[Aim of the task]:
Set down each of the records below exactly as it reads. No pictures go into the copy.

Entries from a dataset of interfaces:
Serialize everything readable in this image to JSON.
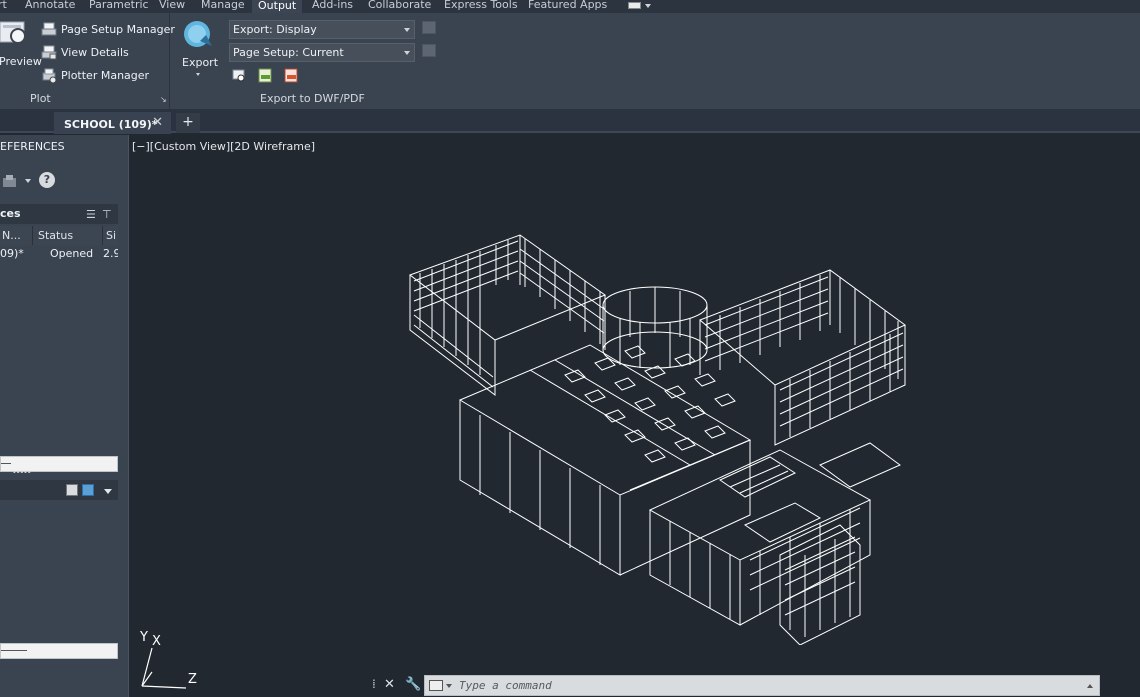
{
  "ribbon_tabs": [
    "rt",
    "Annotate",
    "Parametric",
    "View",
    "Manage",
    "Output",
    "Add-ins",
    "Collaborate",
    "Express Tools",
    "Featured Apps"
  ],
  "active_tab": "Output",
  "plot_panel": {
    "preview_label": "Preview",
    "page_setup_manager": "Page Setup Manager",
    "view_details": "View Details",
    "plotter_manager": "Plotter Manager",
    "title": "Plot"
  },
  "export_panel": {
    "export_label": "Export",
    "export_dropdown": "Export: Display",
    "page_setup_dropdown": "Page Setup: Current",
    "title": "Export to DWF/PDF"
  },
  "file_tab": {
    "name": "SCHOOL (109)*",
    "close": "✕",
    "new": "+"
  },
  "palette": {
    "title": "EFERENCES",
    "section_title": "ces",
    "columns": [
      "N...",
      "Status",
      "Si"
    ],
    "rows": [
      {
        "name": "09)*",
        "status": "Opened",
        "size": "2.9"
      }
    ],
    "grip": "•••••",
    "help": "?"
  },
  "viewport": {
    "label": "[−][Custom View][2D Wireframe]",
    "ucs_y": "Y",
    "ucs_x": "X",
    "ucs_z": "Z"
  },
  "command": {
    "placeholder": "Type a command",
    "close": "✕"
  },
  "colors": {
    "background": "#212830",
    "ribbon": "#3a4350",
    "wireframe": "#ffffff"
  }
}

[Response]:
Serialize everything readable in this image to JSON.
{
  "ribbon_tabs": [
    "rt",
    "Annotate",
    "Parametric",
    "View",
    "Manage",
    "Output",
    "Add-ins",
    "Collaborate",
    "Express Tools",
    "Featured Apps"
  ],
  "active_tab": "Output",
  "plot_panel": {
    "preview_label": "Preview",
    "page_setup_manager": "Page Setup Manager",
    "view_details": "View Details",
    "plotter_manager": "Plotter Manager",
    "title": "Plot"
  },
  "export_panel": {
    "export_label": "Export",
    "export_dropdown": "Export: Display",
    "page_setup_dropdown": "Page Setup: Current",
    "title": "Export to DWF/PDF"
  },
  "file_tab": {
    "name": "SCHOOL (109)*",
    "close": "✕",
    "new": "+"
  },
  "palette": {
    "title": "EFERENCES",
    "section_title": "ces",
    "columns": [
      "N...",
      "Status",
      "Si"
    ],
    "rows": [
      {
        "name": "09)*",
        "status": "Opened",
        "size": "2.9"
      }
    ],
    "grip": "•••••",
    "help": "?"
  },
  "viewport": {
    "label": "[−][Custom View][2D Wireframe]",
    "ucs_y": "Y",
    "ucs_x": "X",
    "ucs_z": "Z"
  },
  "command": {
    "placeholder": "Type a command",
    "close": "✕"
  },
  "colors": {
    "background": "#212830",
    "ribbon": "#3a4350",
    "wireframe": "#ffffff"
  }
}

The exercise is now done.